industry's new service provider. EMX aims to offer IFA's electronic dealing
linked to straight through processing, online valuations and information
services. Over time, this should provide IFAs with greatly improved
services at much reduced costs. These are benefits that can be passed on to
an IFA's clients through the adviser's own website.
Autif and the major investment houses see EMX as crucial to improving
service to IFAs and lowering costs. This is why the industry has been so
determined to control this development so that sufficient investment is
made and the industry keeps control of standards. In short, we believe with
EMX, the internet will assume the same importance to advisers as the phone.
You cannot imagine doing without it but it will not change the fact
individual advice is the core of the business.
But although supermarkets may not fundamentally reshape the adviser
market, we believe they will have an impact both on the discount broker
sector and the direct market. Indeed, in most ways, financial supermarkets
are just discount brokers with much better administration. Schwab, the
giant among US supermarkets, started life as a discount broker.
What has happened in the US is the emergence of an oligopoly dominated by
Schwab and Fidelity with a handful of smaller competitors. Because of the
greater costs of administration and marketing and the need to squeeze
profit out of low margins and high volumes, the costs of entry are high. In
the UK, a discount broker could get by with little more than a telephone, a
garage and an advertisement in the Daily Telegraph.
With a market dominated by fewer bigger players, brand becomes more
dominant. Investors regard themselves as a client of the supermarket rather
than the fund manager. This threatens not only small discount brokers, it
also weakens the direct marketing channel for fund managers. Why buy direct
from Jupiter or Threadneedle if you can buy cheaper through a supermarket
and get much better service with all your investments valued on one site?
Thus, more of the market may become intermediated, with a few bigger, well-
capitalised firms with well-known brands dominating the execution-only
If the costs of paying additional commissions on the business of the

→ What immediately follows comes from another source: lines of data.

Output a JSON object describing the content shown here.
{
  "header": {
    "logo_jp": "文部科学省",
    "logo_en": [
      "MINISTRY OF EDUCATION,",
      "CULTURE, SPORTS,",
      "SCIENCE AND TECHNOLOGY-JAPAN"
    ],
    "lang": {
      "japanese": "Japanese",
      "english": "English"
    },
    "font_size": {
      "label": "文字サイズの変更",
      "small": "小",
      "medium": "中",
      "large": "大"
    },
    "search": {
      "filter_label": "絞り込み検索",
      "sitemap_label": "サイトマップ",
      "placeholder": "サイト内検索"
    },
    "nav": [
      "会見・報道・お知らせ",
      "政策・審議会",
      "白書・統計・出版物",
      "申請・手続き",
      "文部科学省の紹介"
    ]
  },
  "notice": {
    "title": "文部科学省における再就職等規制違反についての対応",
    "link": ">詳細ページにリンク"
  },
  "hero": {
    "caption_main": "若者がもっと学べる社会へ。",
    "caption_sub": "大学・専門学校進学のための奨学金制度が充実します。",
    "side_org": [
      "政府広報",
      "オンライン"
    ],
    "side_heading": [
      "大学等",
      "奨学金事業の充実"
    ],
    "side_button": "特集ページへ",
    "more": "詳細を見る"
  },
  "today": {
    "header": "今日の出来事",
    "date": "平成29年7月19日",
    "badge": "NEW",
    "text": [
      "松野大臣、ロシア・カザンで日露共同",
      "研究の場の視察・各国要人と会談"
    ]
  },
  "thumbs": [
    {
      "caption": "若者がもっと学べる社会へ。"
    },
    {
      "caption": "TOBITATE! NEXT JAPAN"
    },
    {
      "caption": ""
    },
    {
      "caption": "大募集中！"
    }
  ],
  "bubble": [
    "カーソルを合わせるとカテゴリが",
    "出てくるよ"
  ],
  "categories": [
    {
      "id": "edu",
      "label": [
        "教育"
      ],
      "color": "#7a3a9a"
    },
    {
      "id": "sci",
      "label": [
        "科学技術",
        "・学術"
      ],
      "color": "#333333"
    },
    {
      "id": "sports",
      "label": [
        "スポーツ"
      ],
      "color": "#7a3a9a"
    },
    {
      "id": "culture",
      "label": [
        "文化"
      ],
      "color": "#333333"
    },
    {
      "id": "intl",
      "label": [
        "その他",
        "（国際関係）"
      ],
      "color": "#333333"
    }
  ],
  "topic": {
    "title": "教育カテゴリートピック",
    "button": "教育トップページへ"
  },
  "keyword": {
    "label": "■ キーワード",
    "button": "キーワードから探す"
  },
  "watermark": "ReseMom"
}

self-directed investor will cause some pain to fund managers with loaded
funds, it also poses a problem for no-load funds. In the US, Vanguard,
which is famous for having the industry's lowest costs, is not available
through the financial supermarkets. It does not have the margins to share.
Similarly, Legal & General and Virgin are not available through Egg or
Barclays despite their appeal to the cost-conscious self-directed investor.
They do not have the margin to pay for the extra services that a financial
One issue that we believe will be crucial for fund managers is that they
must be careful to maintain equal pricing between distribution channels.
Some supermarkets may try to get managers to discount their entire
front-end load – effectively paying differential commission for the promise
of volume execution-only business. We believe this would cause the advisory
sector to labour under too great a disadvantage and, at least as far as
Threadneedle goes, we will resist this.
So, in conclusion, the rise of financial supermarkets will change the
market by providing superior levels of service to self-directed investors.
This service will be paid for by fund managers having to pay commission on
a growing portion of their business and by the weaker execution-only
brokers going out of business. For the stronger discount firms, this is an
opportunity. We do not believe financial supermarkets are a significant
threat to advice-based intermediaries any more than discount brokers have
been. The challenge is for the industry to make sure EMX is developed
effectively to provide lower costs and better service so IFAs can pass this
on to their clients.
I was re-reading Charles Mackay's Extraordinary Popular Delusions and the